Breakfast: Holiday Inn buffet
The breakfast buffet at my hotel is essentially legend among the English teachers I’ve met here and for good reason, it has great variety and it’s delicious. Although, the dishes aren’t labelled as such, there is a great vegetarian variety from buns to vegetables to noodles and rice.
I typically have been pilling my plate sky high with vegetables, typically with some rice or noodles underneath and accompanying it with some watermelon and a red bean bun (my favourite so far apart from mushroom). For those who haven’t had red bean paste before, it’s a sweet paste that is often used in deserts in China – best served steaming hot!

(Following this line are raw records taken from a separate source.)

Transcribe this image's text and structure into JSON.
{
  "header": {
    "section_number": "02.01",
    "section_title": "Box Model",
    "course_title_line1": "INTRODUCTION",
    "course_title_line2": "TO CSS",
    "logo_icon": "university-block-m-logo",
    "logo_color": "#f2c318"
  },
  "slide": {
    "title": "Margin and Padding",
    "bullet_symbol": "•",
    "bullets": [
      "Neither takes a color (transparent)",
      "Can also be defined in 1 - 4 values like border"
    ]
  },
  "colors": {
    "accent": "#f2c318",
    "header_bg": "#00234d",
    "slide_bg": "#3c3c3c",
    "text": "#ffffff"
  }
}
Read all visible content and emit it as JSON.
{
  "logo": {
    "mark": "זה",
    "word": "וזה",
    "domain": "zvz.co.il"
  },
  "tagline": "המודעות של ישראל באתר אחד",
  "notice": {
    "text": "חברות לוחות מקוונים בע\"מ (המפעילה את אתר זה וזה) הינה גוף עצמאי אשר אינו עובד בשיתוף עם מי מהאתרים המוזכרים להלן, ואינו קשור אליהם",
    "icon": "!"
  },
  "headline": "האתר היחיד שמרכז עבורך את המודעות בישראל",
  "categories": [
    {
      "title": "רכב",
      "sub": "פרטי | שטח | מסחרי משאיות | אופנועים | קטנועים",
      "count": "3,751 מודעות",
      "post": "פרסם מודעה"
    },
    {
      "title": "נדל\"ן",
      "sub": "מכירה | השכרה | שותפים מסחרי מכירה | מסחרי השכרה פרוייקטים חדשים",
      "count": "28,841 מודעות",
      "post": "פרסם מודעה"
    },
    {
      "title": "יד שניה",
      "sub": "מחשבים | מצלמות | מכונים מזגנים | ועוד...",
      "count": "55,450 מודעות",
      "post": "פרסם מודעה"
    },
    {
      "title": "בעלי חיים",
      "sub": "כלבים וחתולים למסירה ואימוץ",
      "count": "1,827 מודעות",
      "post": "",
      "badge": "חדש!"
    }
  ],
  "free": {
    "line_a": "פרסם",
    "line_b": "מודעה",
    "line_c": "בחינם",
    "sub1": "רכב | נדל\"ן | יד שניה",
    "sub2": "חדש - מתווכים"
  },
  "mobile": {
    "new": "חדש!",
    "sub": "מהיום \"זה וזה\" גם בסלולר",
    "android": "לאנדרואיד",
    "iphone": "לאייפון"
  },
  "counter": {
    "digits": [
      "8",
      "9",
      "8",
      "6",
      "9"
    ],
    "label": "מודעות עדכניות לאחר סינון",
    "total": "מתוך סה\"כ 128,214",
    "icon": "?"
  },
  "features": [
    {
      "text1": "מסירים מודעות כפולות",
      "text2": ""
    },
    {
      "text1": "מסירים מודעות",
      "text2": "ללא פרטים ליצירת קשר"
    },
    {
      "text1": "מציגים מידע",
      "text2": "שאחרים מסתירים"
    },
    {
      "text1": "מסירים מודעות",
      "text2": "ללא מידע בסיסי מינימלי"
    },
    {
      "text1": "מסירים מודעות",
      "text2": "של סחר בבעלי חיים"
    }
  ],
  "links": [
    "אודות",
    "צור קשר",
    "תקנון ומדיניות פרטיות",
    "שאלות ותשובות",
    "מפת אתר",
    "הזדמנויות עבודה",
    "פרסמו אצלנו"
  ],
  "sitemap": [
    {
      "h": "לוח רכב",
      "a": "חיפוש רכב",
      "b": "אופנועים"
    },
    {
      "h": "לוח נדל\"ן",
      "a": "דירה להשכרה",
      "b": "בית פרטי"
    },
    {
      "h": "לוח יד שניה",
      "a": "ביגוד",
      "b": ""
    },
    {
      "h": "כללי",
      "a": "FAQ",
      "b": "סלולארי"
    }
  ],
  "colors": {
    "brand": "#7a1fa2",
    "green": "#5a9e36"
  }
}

The breakfast buffet is definitely been responsible for me hitting my 5 a day (I think a lot of the time it’s been even more than that!) while I’ve been there and I 100% miss it whole heartedly!
Price: Complimentary as part of my hotel stay so I’m not sure!
Lunch: Din Tai Fung
I’m not going to lie this restaurant appealed to me largely because it one of the very few places I’ve seen here that had vegetarian dishes actually labelled. It was more however on the pricy side and there still wasn’t a whole lot of options.
I had a stir fried mushroom dish, with some vegetables, which was ok but didn’t quite hit the mark for me (it really was more of a side dish to be honest – which in fairness was what it was but I didn’t have main dish option!) and a red bean steamed bun shaped like a peach!
I really wish I’d got more than one of the buns as it was delicious (honestly, I thought I ordered a few and when only one came out I was devastated).
Overall, the experience was fun, especially the little bibs they gave us but if you wanted a lot of food you’d struggle as a vegetarian and it was a bit pricy!
Price: ££- I spent about 50 RMB here but you could easily spend 100-200.
This is probably one of my favourite places to eat and it’s definitely worth a visit if you’re ever in Shenzhen, it’s especially a good shout if there is a group of you as then you can share dishes (which, is very common in China).
I was lucky enough to visit here with my boyfriend Martin and two friends I met in China (who I won’t name in case they don’t want to be named!) and it was great. The menu was huge but in the end we decided on a dish each (and we weren’t able to get through it all). I think this might have been because we’d all got used to a lot of vegetables and this was quite mock meat heavy – we wished we had ordered two vegetable dishes instead of one! We also did have rice to accompany this (charged as an extra), as well as some tea.
My favourite had to be the mock chicken skewers (I only wish they’d come with a dipping sauce of some kind) as well as the garlicky vegetables. Overall, I left feeling completely satisfied (especially as mock meat can be harder to come by in China).
Price: £ – Depending what you order you could spend from 30 RMB to 100 upwards here.
So there it is – a glimpse into what I’ve been eating while I’ve been in China. I hope this is useful for my fellow vegetarians. Sorry that I can’t give a lot of info about which products are specifically vegan (if you click on the earlier link about how to say you are vegetarian, it should also cover if you are vegan) but I will have some reviews of places that specifically accommodate vegans coming up, as well as tips for cooking at home.
You can also check out my reviews on Happy Cow here (I’m hoping to update it with lots more content soon).
April (April is the Cruellest Month)